Exact copy, no pictures: restate each entry below word for word.

*** Opening of SOURCE MATERIAL ***

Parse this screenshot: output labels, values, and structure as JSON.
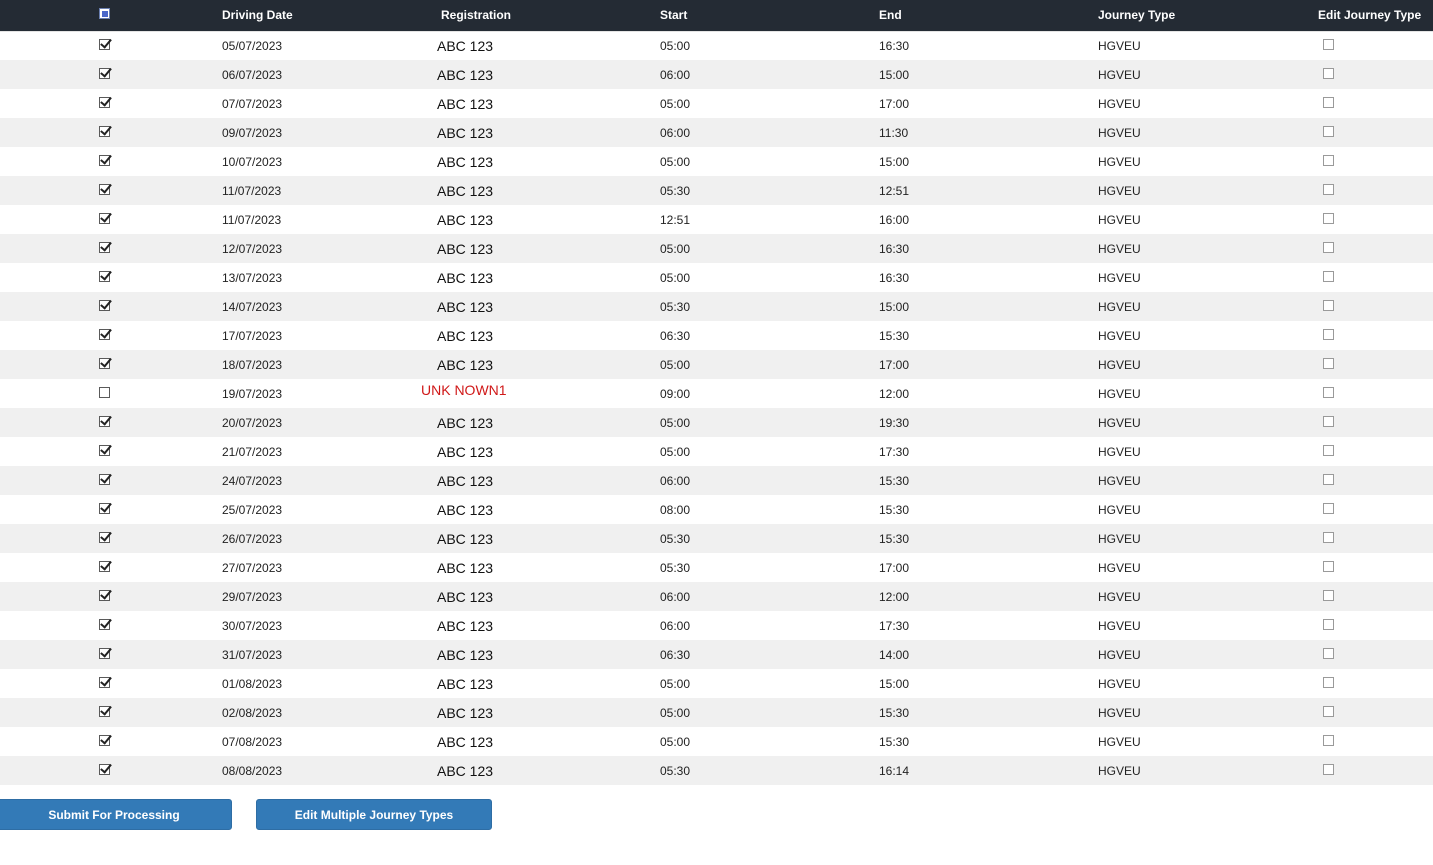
{
  "table": {
    "columns": {
      "driving_date": "Driving Date",
      "registration": "Registration",
      "start": "Start",
      "end": "End",
      "journey_type": "Journey Type",
      "edit_journey_type": "Edit Journey Type"
    },
    "select_all_state": "indeterminate",
    "rows": [
      {
        "selected": true,
        "date": "05/07/2023",
        "reg": "ABC 123",
        "start": "05:00",
        "end": "16:30",
        "type": "HGVEU",
        "edit": false
      },
      {
        "selected": true,
        "date": "06/07/2023",
        "reg": "ABC 123",
        "start": "06:00",
        "end": "15:00",
        "type": "HGVEU",
        "edit": false
      },
      {
        "selected": true,
        "date": "07/07/2023",
        "reg": "ABC 123",
        "start": "05:00",
        "end": "17:00",
        "type": "HGVEU",
        "edit": false
      },
      {
        "selected": true,
        "date": "09/07/2023",
        "reg": "ABC 123",
        "start": "06:00",
        "end": "11:30",
        "type": "HGVEU",
        "edit": false
      },
      {
        "selected": true,
        "date": "10/07/2023",
        "reg": "ABC 123",
        "start": "05:00",
        "end": "15:00",
        "type": "HGVEU",
        "edit": false
      },
      {
        "selected": true,
        "date": "11/07/2023",
        "reg": "ABC 123",
        "start": "05:30",
        "end": "12:51",
        "type": "HGVEU",
        "edit": false
      },
      {
        "selected": true,
        "date": "11/07/2023",
        "reg": "ABC 123",
        "start": "12:51",
        "end": "16:00",
        "type": "HGVEU",
        "edit": false
      },
      {
        "selected": true,
        "date": "12/07/2023",
        "reg": "ABC 123",
        "start": "05:00",
        "end": "16:30",
        "type": "HGVEU",
        "edit": false
      },
      {
        "selected": true,
        "date": "13/07/2023",
        "reg": "ABC 123",
        "start": "05:00",
        "end": "16:30",
        "type": "HGVEU",
        "edit": false
      },
      {
        "selected": true,
        "date": "14/07/2023",
        "reg": "ABC 123",
        "start": "05:30",
        "end": "15:00",
        "type": "HGVEU",
        "edit": false
      },
      {
        "selected": true,
        "date": "17/07/2023",
        "reg": "ABC 123",
        "start": "06:30",
        "end": "15:30",
        "type": "HGVEU",
        "edit": false
      },
      {
        "selected": true,
        "date": "18/07/2023",
        "reg": "ABC 123",
        "start": "05:00",
        "end": "17:00",
        "type": "HGVEU",
        "edit": false
      },
      {
        "selected": false,
        "date": "19/07/2023",
        "reg": "UNK NOWN1",
        "start": "09:00",
        "end": "12:00",
        "type": "HGVEU",
        "edit": false,
        "reg_unknown": true
      },
      {
        "selected": true,
        "date": "20/07/2023",
        "reg": "ABC 123",
        "start": "05:00",
        "end": "19:30",
        "type": "HGVEU",
        "edit": false
      },
      {
        "selected": true,
        "date": "21/07/2023",
        "reg": "ABC 123",
        "start": "05:00",
        "end": "17:30",
        "type": "HGVEU",
        "edit": false
      },
      {
        "selected": true,
        "date": "24/07/2023",
        "reg": "ABC 123",
        "start": "06:00",
        "end": "15:30",
        "type": "HGVEU",
        "edit": false
      },
      {
        "selected": true,
        "date": "25/07/2023",
        "reg": "ABC 123",
        "start": "08:00",
        "end": "15:30",
        "type": "HGVEU",
        "edit": false
      },
      {
        "selected": true,
        "date": "26/07/2023",
        "reg": "ABC 123",
        "start": "05:30",
        "end": "15:30",
        "type": "HGVEU",
        "edit": false
      },
      {
        "selected": true,
        "date": "27/07/2023",
        "reg": "ABC 123",
        "start": "05:30",
        "end": "17:00",
        "type": "HGVEU",
        "edit": false
      },
      {
        "selected": true,
        "date": "29/07/2023",
        "reg": "ABC 123",
        "start": "06:00",
        "end": "12:00",
        "type": "HGVEU",
        "edit": false
      },
      {
        "selected": true,
        "date": "30/07/2023",
        "reg": "ABC 123",
        "start": "06:00",
        "end": "17:30",
        "type": "HGVEU",
        "edit": false
      },
      {
        "selected": true,
        "date": "31/07/2023",
        "reg": "ABC 123",
        "start": "06:30",
        "end": "14:00",
        "type": "HGVEU",
        "edit": false
      },
      {
        "selected": true,
        "date": "01/08/2023",
        "reg": "ABC 123",
        "start": "05:00",
        "end": "15:00",
        "type": "HGVEU",
        "edit": false
      },
      {
        "selected": true,
        "date": "02/08/2023",
        "reg": "ABC 123",
        "start": "05:00",
        "end": "15:30",
        "type": "HGVEU",
        "edit": false
      },
      {
        "selected": true,
        "date": "07/08/2023",
        "reg": "ABC 123",
        "start": "05:00",
        "end": "15:30",
        "type": "HGVEU",
        "edit": false
      },
      {
        "selected": true,
        "date": "08/08/2023",
        "reg": "ABC 123",
        "start": "05:30",
        "end": "16:14",
        "type": "HGVEU",
        "edit": false
      }
    ]
  },
  "actions": {
    "submit_label": "Submit For Processing",
    "edit_multiple_label": "Edit Multiple Journey Types"
  },
  "colors": {
    "header_bg": "#242b34",
    "button_bg": "#337ab7",
    "unknown_reg": "#d01818"
  }
}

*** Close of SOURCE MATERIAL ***

TASK RESPONSE:
Parse this screenshot: output labels, values, and structure as JSON.
{
  "table": {
    "columns": {
      "driving_date": "Driving Date",
      "registration": "Registration",
      "start": "Start",
      "end": "End",
      "journey_type": "Journey Type",
      "edit_journey_type": "Edit Journey Type"
    },
    "select_all_state": "indeterminate",
    "rows": [
      {
        "selected": true,
        "date": "05/07/2023",
        "reg": "ABC 123",
        "start": "05:00",
        "end": "16:30",
        "type": "HGVEU",
        "edit": false
      },
      {
        "selected": true,
        "date": "06/07/2023",
        "reg": "ABC 123",
        "start": "06:00",
        "end": "15:00",
        "type": "HGVEU",
        "edit": false
      },
      {
        "selected": true,
        "date": "07/07/2023",
        "reg": "ABC 123",
        "start": "05:00",
        "end": "17:00",
        "type": "HGVEU",
        "edit": false
      },
      {
        "selected": true,
        "date": "09/07/2023",
        "reg": "ABC 123",
        "start": "06:00",
        "end": "11:30",
        "type": "HGVEU",
        "edit": false
      },
      {
        "selected": true,
        "date": "10/07/2023",
        "reg": "ABC 123",
        "start": "05:00",
        "end": "15:00",
        "type": "HGVEU",
        "edit": false
      },
      {
        "selected": true,
        "date": "11/07/2023",
        "reg": "ABC 123",
        "start": "05:30",
        "end": "12:51",
        "type": "HGVEU",
        "edit": false
      },
      {
        "selected": true,
        "date": "11/07/2023",
        "reg": "ABC 123",
        "start": "12:51",
        "end": "16:00",
        "type": "HGVEU",
        "edit": false
      },
      {
        "selected": true,
        "date": "12/07/2023",
        "reg": "ABC 123",
        "start": "05:00",
        "end": "16:30",
        "type": "HGVEU",
        "edit": false
      },
      {
        "selected": true,
        "date": "13/07/2023",
        "reg": "ABC 123",
        "start": "05:00",
        "end": "16:30",
        "type": "HGVEU",
        "edit": false
      },
      {
        "selected": true,
        "date": "14/07/2023",
        "reg": "ABC 123",
        "start": "05:30",
        "end": "15:00",
        "type": "HGVEU",
        "edit": false
      },
      {
        "selected": true,
        "date": "17/07/2023",
        "reg": "ABC 123",
        "start": "06:30",
        "end": "15:30",
        "type": "HGVEU",
        "edit": false
      },
      {
        "selected": true,
        "date": "18/07/2023",
        "reg": "ABC 123",
        "start": "05:00",
        "end": "17:00",
        "type": "HGVEU",
        "edit": false
      },
      {
        "selected": false,
        "date": "19/07/2023",
        "reg": "UNK NOWN1",
        "start": "09:00",
        "end": "12:00",
        "type": "HGVEU",
        "edit": false,
        "reg_unknown": true
      },
      {
        "selected": true,
        "date": "20/07/2023",
        "reg": "ABC 123",
        "start": "05:00",
        "end": "19:30",
        "type": "HGVEU",
        "edit": false
      },
      {
        "selected": true,
        "date": "21/07/2023",
        "reg": "ABC 123",
        "start": "05:00",
        "end": "17:30",
        "type": "HGVEU",
        "edit": false
      },
      {
        "selected": true,
        "date": "24/07/2023",
        "reg": "ABC 123",
        "start": "06:00",
        "end": "15:30",
        "type": "HGVEU",
        "edit": false
      },
      {
        "selected": true,
        "date": "25/07/2023",
        "reg": "ABC 123",
        "start": "08:00",
        "end": "15:30",
        "type": "HGVEU",
        "edit": false
      },
      {
        "selected": true,
        "date": "26/07/2023",
        "reg": "ABC 123",
        "start": "05:30",
        "end": "15:30",
        "type": "HGVEU",
        "edit": false
      },
      {
        "selected": true,
        "date": "27/07/2023",
        "reg": "ABC 123",
        "start": "05:30",
        "end": "17:00",
        "type": "HGVEU",
        "edit": false
      },
      {
        "selected": true,
        "date": "29/07/2023",
        "reg": "ABC 123",
        "start": "06:00",
        "end": "12:00",
        "type": "HGVEU",
        "edit": false
      },
      {
        "selected": true,
        "date": "30/07/2023",
        "reg": "ABC 123",
        "start": "06:00",
        "end": "17:30",
        "type": "HGVEU",
        "edit": false
      },
      {
        "selected": true,
        "date": "31/07/2023",
        "reg": "ABC 123",
        "start": "06:30",
        "end": "14:00",
        "type": "HGVEU",
        "edit": false
      },
      {
        "selected": true,
        "date": "01/08/2023",
        "reg": "ABC 123",
        "start": "05:00",
        "end": "15:00",
        "type": "HGVEU",
        "edit": false
      },
      {
        "selected": true,
        "date": "02/08/2023",
        "reg": "ABC 123",
        "start": "05:00",
        "end": "15:30",
        "type": "HGVEU",
        "edit": false
      },
      {
        "selected": true,
        "date": "07/08/2023",
        "reg": "ABC 123",
        "start": "05:00",
        "end": "15:30",
        "type": "HGVEU",
        "edit": false
      },
      {
        "selected": true,
        "date": "08/08/2023",
        "reg": "ABC 123",
        "start": "05:30",
        "end": "16:14",
        "type": "HGVEU",
        "edit": false
      }
    ]
  },
  "actions": {
    "submit_label": "Submit For Processing",
    "edit_multiple_label": "Edit Multiple Journey Types"
  },
  "colors": {
    "header_bg": "#242b34",
    "button_bg": "#337ab7",
    "unknown_reg": "#d01818"
  }
}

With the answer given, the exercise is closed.